Employee Spotlight: Dr. Steiner named Editor in Chief of Genetics in Medicine
PreventionGenetics’ Chief Medical Officer, Dr. Robert Steiner, MD, FAAP, FACMG, has been named Editor in Chief of Genetics in Medicine (GIM) to succeed James P. Evans, MD, PhD, FACMG. Genetics in Medicine is the American College of Medical Genetics and Genomics’ monthly peer-reviewed journal. Dr. Steiner has been involved with GIM since 2000, when he began reviewing for the journal. Since 2004, Dr. Steiner has authored or coauthored various publications in the journal and was asked to serve as Biochemical Genetics Editor in 2006. In 2011, he became deputy editor of the journal.
A proud supporter of the Muscular Dystrophy Association, PreventionGenetics sponsored an employee to volunteer at MDA Summer Camp. MDA Summer Camp is a weeklong camp held across the United States designed for kids diagnosed with muscular dystrophy and related diseases. Campers are able to participate in a variety of camp activities including zip lining, swimming, paintball, bonfires, fishing, mini golf, a carnival, and much more! MDA Summer Camp provides campers with an opportunity to gain independence and fosters lifelong friendships with fellow campers at no cost to the families.

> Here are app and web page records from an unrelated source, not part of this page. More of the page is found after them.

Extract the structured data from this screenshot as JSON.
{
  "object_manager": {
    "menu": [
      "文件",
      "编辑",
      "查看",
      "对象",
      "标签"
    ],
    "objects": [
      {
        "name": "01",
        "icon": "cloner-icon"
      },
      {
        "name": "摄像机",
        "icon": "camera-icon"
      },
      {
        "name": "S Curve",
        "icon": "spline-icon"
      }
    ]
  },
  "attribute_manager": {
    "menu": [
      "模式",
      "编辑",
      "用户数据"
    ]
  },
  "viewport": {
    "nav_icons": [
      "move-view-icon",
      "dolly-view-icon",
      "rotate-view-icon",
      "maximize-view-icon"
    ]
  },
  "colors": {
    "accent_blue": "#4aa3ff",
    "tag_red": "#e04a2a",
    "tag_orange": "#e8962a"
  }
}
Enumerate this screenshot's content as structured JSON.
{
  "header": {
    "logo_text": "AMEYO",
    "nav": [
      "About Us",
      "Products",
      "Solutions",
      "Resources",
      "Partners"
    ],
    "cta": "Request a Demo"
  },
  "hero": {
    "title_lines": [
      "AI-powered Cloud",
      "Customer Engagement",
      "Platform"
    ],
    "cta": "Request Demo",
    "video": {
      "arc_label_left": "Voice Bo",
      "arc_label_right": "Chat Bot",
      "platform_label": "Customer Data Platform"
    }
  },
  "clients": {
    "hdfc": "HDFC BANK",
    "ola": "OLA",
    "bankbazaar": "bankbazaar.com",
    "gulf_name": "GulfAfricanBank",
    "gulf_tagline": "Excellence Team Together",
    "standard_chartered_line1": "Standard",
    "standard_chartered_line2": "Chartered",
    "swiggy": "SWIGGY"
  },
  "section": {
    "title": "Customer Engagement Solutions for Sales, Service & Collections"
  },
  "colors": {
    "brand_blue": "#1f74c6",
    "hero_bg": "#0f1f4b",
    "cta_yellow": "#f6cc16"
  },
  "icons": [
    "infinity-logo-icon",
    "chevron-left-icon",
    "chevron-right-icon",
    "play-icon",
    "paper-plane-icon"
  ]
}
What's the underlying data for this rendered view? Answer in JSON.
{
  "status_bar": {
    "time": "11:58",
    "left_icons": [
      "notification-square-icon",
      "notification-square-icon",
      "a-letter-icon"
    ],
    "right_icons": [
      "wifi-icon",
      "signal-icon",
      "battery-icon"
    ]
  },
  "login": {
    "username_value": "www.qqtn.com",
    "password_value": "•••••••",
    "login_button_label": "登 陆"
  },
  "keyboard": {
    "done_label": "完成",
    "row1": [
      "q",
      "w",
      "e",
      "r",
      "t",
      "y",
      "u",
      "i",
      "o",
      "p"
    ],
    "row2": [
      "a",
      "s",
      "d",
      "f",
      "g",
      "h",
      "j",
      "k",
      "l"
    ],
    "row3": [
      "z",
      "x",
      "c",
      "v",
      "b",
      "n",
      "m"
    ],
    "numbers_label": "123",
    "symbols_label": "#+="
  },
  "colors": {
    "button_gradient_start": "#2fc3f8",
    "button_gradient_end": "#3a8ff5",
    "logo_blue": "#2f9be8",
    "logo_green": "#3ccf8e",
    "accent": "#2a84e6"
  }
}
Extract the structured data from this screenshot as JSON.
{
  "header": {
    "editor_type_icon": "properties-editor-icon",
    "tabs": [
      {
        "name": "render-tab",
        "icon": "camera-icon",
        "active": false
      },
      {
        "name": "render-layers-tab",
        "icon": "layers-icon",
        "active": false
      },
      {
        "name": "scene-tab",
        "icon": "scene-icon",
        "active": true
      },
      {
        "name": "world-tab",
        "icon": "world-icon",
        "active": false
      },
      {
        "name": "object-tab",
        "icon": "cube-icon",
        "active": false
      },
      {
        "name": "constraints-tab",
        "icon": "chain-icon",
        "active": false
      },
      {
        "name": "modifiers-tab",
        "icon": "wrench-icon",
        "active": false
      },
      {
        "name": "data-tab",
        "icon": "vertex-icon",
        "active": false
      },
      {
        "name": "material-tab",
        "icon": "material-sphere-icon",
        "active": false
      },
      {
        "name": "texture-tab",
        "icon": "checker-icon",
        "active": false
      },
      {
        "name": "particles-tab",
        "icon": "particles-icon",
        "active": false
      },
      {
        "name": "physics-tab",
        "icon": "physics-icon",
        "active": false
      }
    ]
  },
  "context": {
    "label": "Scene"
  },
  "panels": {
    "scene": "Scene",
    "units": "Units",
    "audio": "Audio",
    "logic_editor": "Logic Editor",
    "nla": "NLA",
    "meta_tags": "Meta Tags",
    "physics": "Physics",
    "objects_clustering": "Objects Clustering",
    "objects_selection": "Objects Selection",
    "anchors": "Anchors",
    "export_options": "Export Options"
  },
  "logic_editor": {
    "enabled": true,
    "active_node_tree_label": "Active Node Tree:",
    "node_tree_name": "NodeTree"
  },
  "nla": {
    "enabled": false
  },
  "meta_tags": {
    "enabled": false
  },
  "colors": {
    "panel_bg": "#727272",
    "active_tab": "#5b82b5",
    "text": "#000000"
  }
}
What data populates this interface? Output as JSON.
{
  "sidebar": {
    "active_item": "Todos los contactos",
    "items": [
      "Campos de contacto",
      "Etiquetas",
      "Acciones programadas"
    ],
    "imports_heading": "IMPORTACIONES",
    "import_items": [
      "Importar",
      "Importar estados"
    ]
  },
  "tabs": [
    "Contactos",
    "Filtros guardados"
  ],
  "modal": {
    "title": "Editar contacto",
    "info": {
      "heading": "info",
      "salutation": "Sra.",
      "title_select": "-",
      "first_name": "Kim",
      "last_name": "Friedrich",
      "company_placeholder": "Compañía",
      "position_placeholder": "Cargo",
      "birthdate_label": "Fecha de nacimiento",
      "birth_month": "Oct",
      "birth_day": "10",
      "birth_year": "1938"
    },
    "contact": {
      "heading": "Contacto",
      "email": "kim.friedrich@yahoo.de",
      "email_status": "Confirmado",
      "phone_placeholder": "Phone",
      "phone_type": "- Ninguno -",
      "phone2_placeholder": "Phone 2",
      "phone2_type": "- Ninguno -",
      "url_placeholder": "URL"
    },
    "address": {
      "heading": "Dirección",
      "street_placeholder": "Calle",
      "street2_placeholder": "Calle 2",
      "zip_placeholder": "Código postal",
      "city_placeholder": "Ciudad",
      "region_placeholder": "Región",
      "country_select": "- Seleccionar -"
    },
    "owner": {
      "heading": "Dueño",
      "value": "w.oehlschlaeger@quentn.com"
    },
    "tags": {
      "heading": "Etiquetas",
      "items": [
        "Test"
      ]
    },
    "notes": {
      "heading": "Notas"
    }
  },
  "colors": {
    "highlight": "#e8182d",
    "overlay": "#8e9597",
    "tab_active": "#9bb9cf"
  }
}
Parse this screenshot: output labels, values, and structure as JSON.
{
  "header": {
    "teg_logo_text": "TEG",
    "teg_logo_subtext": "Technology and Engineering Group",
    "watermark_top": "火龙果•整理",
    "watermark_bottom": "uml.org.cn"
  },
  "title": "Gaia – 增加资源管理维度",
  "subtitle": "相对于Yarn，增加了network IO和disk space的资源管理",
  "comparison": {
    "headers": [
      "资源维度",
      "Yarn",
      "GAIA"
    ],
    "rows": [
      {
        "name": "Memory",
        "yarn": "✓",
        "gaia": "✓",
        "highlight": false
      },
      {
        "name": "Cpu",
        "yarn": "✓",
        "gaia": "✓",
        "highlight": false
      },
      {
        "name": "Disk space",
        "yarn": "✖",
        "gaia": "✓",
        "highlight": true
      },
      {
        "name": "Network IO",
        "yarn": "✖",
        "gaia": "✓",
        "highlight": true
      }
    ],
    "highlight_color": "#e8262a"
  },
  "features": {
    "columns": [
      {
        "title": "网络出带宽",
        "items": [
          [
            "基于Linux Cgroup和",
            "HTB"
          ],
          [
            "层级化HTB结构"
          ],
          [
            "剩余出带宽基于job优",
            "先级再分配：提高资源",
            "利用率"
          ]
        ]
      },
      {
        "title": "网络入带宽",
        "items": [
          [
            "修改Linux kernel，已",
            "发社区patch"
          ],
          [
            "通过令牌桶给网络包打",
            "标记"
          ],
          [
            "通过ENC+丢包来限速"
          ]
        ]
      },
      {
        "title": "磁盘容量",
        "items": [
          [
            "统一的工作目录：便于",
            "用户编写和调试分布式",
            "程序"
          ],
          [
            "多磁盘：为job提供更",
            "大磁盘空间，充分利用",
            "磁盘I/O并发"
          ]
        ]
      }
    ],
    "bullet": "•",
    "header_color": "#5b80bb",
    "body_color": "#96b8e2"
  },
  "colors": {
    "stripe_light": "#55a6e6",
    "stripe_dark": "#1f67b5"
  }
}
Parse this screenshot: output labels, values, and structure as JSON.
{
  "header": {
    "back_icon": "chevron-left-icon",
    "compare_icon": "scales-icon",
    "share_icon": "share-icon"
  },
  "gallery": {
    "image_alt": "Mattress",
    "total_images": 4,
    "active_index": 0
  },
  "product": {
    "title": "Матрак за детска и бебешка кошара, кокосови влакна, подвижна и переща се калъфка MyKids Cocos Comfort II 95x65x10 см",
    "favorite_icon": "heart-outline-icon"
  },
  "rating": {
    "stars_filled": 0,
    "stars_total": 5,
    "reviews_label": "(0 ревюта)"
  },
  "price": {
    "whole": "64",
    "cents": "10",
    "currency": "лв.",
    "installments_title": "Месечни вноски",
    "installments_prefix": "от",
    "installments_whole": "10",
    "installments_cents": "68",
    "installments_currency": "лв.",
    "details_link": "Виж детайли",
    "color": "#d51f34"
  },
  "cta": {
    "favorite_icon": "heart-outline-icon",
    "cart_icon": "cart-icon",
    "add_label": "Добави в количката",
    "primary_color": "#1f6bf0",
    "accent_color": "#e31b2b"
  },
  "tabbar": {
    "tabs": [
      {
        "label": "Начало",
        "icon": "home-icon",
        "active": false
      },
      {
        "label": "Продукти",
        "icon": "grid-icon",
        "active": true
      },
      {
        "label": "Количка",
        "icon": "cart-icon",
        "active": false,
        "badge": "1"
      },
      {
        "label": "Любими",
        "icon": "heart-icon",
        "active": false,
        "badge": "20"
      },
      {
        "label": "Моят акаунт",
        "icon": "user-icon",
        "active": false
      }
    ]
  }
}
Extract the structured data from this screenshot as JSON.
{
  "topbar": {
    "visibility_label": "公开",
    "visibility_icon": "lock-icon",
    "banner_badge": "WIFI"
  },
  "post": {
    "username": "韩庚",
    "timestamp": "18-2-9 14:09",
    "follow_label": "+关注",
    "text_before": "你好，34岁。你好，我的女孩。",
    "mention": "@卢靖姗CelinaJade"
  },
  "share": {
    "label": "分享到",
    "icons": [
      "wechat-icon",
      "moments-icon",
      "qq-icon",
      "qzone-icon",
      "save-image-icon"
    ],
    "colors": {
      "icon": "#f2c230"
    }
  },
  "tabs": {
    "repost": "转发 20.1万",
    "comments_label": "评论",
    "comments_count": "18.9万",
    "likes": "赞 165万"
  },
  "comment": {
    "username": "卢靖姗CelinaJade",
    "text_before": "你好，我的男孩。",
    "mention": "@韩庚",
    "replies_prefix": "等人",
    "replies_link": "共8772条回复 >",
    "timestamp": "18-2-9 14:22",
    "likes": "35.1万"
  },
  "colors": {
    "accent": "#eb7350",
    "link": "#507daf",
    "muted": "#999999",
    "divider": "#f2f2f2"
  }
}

Early diagnosis of kidney disease is important for establishing optimal maintenance and treatment plans. This is why, at PreventionGenetics, we’re constantly striving to provide the best genetic tests.
New Features and Benefits of PGxomeⓇ Custom Panels
PGxome Custom Panels are PreventionGenetics’ whole exome-based sequencing panels that are fully customizable to fit your patients’ personalized needs. Any subset of nearly 5,000 clinically relevant genes on our test menu may be chosen. Reduced pricing, added features, and flexible test building options enhance quality and value for you and your patients. The innovative approach of PGxome Custom Panels provides a new level of flexibility in genetic testing.
Data must be saved even after a patient leaves a health care system and even after the patient dies. Data on individual patients from different health care systems must be combined. And the data must be available to health care providers, testing labs, and researchers. This is indeed a huge undertaking, and progress in the beginning will likely be slow, but the benefits to patients are enormous.